Both soups on offer with the special were superb; the chicken corn soup was a thick, cloudy chowder, with plenty of corn and pieces of chicken, while the hot and sour soup was spicy and fragrant, full of tofu, vegetable and greens. The pea shoot dumplings came in a small steamer; the size of large tortellini, they are vibrantly green inside the sweet gelatinous wrapper.
For mains, the Crispy Beef with Sesame floored us with thin pieces of beef covered in a sweet sesame sauce and dry-fried to the point of being caramelized. This was like eating beef candy and I have literally craved it every day since. The Braised Eggplant and Tofu was a huge portion laced with enoki mushrooms.
At a later visit, we tried some different dishes. The Crystal Rainbow Fold with Mixed Vegetables ($7.95) was a gorgeous and colourful mound of finely diced veg and tofu, served with a dark sweet sauce and lettuce leaves. We rolled these up and dug in. Hunan Dumplings in Peanut Butter Sauce ($5) are soft, wonton-like ribbons in a spicy and creamy peanut butter sauce laced with coconut milk. Unfortunately, the service at E-Pan is impeccable, and the dumpling-less dish was removed from our table before I could lick the bowl clean.
The pan-fried Stuffed Eggplant with Black Bean Sauce ($2.95) from the Dim Sum menu was the only dish that disappointed. For the second time in a week, we had ordered an eggplant dish at a Chinese restaurant that came with surprise shrimp. That was the “stuffing”. The flavours go well together, but I’m not a huge fan of shrimp, and our vegetarian companion couldn’t have any.
From the mains, the Crispy Chicken With Orange Peel ($9.95) was good, but not nearly as spicy as I had expected, and didn’t hold up to the dry-frying technique as well as the sesame beef. Stir-fried Clams in Black Bean Sauce ($10.95) made up for the chicken, however, with a massive portion of decent-sized clams that were not over-powered by the sauce.
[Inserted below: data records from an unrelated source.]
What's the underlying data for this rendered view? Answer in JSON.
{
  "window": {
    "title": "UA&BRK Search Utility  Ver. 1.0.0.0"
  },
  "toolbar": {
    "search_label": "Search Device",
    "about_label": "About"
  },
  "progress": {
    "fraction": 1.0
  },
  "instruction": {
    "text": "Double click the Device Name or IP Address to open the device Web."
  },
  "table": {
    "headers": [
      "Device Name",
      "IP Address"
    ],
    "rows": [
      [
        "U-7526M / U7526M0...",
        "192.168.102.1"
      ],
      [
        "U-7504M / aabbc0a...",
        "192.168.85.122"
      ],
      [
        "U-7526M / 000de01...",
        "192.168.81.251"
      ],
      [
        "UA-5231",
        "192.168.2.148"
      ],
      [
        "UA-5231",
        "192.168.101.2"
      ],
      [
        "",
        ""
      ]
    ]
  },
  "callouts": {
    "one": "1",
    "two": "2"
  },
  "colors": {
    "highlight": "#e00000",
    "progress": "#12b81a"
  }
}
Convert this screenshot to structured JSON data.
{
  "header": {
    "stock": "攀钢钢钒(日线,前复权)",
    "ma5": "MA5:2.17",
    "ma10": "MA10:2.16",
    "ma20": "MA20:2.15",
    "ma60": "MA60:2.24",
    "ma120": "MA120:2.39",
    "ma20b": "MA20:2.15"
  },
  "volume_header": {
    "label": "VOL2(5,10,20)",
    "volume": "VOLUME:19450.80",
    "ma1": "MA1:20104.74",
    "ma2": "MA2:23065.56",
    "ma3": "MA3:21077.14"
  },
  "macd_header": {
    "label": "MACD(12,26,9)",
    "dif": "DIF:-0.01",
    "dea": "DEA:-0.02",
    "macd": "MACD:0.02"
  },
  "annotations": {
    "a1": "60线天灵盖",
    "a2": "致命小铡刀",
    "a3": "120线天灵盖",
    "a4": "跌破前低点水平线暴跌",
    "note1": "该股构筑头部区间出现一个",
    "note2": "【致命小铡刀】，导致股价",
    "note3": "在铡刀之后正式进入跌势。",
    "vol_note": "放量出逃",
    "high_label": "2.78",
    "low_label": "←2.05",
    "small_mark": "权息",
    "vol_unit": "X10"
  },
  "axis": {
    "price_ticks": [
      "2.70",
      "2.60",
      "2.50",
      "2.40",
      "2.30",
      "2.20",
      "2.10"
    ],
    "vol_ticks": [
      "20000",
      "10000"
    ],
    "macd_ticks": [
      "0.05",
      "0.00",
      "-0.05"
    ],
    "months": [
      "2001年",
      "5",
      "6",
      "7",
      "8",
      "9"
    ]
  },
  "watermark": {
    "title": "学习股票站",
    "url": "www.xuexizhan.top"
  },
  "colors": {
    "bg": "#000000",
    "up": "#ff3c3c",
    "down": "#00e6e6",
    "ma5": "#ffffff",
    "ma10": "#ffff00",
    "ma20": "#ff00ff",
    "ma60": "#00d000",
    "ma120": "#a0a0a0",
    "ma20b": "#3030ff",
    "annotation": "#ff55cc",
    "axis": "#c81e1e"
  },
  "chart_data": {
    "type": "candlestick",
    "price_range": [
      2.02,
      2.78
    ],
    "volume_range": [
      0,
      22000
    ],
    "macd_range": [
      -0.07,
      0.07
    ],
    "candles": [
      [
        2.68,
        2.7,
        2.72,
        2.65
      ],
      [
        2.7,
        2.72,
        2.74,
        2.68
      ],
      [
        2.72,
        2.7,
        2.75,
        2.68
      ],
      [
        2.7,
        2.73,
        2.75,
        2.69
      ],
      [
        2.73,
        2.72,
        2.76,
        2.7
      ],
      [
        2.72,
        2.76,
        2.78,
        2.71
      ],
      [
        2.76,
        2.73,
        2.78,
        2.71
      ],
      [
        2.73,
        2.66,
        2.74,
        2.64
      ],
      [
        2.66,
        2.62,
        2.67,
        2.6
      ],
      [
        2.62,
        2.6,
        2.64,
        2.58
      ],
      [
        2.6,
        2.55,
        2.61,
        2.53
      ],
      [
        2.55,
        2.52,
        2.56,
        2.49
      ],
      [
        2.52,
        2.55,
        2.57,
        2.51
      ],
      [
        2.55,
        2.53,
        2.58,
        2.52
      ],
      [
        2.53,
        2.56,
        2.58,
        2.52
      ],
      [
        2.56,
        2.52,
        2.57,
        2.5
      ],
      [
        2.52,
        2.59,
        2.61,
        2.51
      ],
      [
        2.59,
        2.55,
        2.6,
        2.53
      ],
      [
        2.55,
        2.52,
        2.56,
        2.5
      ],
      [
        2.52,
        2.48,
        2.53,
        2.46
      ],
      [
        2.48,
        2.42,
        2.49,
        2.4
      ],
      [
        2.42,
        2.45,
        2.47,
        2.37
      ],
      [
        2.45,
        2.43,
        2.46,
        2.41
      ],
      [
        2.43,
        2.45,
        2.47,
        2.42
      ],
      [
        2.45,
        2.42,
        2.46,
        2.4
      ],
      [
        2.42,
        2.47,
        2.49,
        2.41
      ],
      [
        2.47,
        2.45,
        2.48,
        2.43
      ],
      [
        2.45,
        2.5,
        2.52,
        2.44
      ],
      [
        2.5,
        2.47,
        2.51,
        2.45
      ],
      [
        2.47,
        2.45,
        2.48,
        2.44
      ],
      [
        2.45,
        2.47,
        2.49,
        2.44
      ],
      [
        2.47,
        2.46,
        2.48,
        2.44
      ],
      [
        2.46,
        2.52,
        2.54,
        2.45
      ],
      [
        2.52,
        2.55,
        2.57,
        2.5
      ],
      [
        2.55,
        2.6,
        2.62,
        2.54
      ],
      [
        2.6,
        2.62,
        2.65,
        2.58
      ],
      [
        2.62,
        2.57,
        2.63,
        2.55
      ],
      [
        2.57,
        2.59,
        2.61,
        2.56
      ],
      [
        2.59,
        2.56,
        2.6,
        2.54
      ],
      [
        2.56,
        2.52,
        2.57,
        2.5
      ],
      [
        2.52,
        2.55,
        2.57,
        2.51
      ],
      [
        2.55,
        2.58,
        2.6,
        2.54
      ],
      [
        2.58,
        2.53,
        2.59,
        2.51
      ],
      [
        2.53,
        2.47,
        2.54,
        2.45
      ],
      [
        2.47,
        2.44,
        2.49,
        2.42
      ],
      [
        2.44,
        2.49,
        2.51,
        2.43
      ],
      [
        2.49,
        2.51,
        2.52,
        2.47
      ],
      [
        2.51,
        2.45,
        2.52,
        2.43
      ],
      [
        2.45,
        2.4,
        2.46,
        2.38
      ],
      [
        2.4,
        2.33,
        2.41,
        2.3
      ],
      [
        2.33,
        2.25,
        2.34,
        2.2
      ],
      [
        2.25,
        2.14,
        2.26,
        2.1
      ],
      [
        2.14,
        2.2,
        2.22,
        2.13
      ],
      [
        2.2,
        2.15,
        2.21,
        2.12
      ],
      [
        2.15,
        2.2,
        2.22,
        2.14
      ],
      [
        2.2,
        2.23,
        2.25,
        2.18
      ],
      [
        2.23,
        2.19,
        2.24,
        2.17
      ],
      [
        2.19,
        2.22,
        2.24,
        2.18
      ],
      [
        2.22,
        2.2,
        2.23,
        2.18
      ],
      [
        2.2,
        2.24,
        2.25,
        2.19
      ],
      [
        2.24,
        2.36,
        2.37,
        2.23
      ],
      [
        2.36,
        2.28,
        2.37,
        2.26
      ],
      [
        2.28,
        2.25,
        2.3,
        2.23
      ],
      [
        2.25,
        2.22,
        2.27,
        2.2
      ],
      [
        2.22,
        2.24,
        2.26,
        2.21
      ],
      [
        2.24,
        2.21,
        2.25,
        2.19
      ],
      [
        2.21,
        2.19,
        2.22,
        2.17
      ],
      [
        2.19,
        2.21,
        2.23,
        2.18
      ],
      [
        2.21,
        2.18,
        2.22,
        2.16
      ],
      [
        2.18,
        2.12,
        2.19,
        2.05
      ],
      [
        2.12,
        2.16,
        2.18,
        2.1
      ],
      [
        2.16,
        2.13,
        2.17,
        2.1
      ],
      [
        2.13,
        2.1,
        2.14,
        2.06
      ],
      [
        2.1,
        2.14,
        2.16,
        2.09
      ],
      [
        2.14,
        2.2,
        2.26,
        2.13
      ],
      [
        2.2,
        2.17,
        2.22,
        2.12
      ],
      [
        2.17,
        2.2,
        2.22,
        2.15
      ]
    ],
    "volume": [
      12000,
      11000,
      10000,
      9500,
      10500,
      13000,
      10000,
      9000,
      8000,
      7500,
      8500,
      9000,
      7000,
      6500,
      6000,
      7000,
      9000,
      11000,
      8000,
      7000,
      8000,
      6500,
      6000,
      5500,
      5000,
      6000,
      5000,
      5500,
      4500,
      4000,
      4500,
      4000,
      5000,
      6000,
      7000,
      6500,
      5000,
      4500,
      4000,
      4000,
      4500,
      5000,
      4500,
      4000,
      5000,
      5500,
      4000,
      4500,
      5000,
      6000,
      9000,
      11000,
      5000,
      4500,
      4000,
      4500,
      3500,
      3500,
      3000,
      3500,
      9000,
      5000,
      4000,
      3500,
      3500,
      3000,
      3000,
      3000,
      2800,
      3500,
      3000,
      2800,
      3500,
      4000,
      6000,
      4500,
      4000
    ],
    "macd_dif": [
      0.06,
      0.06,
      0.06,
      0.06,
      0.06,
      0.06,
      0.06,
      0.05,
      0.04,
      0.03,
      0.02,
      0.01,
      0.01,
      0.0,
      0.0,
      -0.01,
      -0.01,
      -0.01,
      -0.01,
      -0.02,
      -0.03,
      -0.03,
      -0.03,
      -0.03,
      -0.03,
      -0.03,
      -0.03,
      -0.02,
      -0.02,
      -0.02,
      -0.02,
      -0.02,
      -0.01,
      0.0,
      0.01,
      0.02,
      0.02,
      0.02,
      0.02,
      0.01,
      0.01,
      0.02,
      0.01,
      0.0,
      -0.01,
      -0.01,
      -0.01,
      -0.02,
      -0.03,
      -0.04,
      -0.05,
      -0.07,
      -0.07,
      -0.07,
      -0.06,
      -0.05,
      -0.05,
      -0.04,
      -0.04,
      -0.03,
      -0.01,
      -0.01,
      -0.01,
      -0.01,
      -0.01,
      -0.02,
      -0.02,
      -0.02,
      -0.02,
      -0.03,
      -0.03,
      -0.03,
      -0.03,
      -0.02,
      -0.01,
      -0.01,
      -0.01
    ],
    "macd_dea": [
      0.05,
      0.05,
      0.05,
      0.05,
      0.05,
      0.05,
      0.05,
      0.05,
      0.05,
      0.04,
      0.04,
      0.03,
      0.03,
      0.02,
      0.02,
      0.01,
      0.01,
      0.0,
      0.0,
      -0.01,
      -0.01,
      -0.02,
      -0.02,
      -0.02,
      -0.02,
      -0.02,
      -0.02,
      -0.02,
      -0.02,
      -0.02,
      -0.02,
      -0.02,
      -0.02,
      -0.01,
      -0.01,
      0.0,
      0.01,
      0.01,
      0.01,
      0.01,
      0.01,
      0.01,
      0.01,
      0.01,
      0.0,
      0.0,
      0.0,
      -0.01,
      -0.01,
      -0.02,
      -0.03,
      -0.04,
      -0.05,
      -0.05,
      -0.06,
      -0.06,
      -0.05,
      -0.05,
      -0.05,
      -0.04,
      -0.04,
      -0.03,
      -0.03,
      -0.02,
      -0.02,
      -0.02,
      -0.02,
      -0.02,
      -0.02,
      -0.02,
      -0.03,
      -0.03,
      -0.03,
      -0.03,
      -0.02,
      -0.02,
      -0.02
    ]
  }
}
Eating clams with chopsticks is definitely a tricky skill, though, one that likely had the E-Pan staff wishing they had gone with the plastic tablecloths over that lovely white (black bean stained) linen.
While we couldn’t afford to try the bird’s nests for dessert, and didn’t have the guts to brave the Double Boiled Frog Jelly Soup ($3.95) – made with real frogs and yet again horrifying the vegetarian dining companion – we managed a decent cross-section of the rest of the dessert menu. The Crispy Yam With Lotus Paste in Pumpkin Shape ($3.95) officially qualifies as the cutest dessert ever. This was hot and crisp on the outside, filled with lotus paste that only a sweet tooth could love. Crispy Fried Banana ($2.50) was a strip of hot oozing banana in a fluffy golden batter, and Fried Rice Balls with Peanut Butter Paste ($3.95) were like tiny fried peanut butter sandwiches. We tried to convince them to add banana to these, but China may not remember Elvis as a culinary genius. Only the Egg Custard and Tapioca Taro Dumplings ($2.95) were disappointing, and we lay blame on the unexciting taro, but not the passable custard.
To say that my dining companions and I liked E-Pan would be a gross understatement. They have managed to combine a completely traditional, old school Chinese menu with a sophisticated, inviting space and impeccable service. The updated, modern décor makes the room welcoming to all, and there’s an air of professionalism and courtesy that makes the restaurant feel like it should be much more upscale than it is. It’s a vibrant dose of sophistication that may well bring the neighbourhood into the 21st century while respecting the roots of traditional Chinese cuisine. For a gal whose life was shaped by this neighbourhood, that’s a wonderful thing.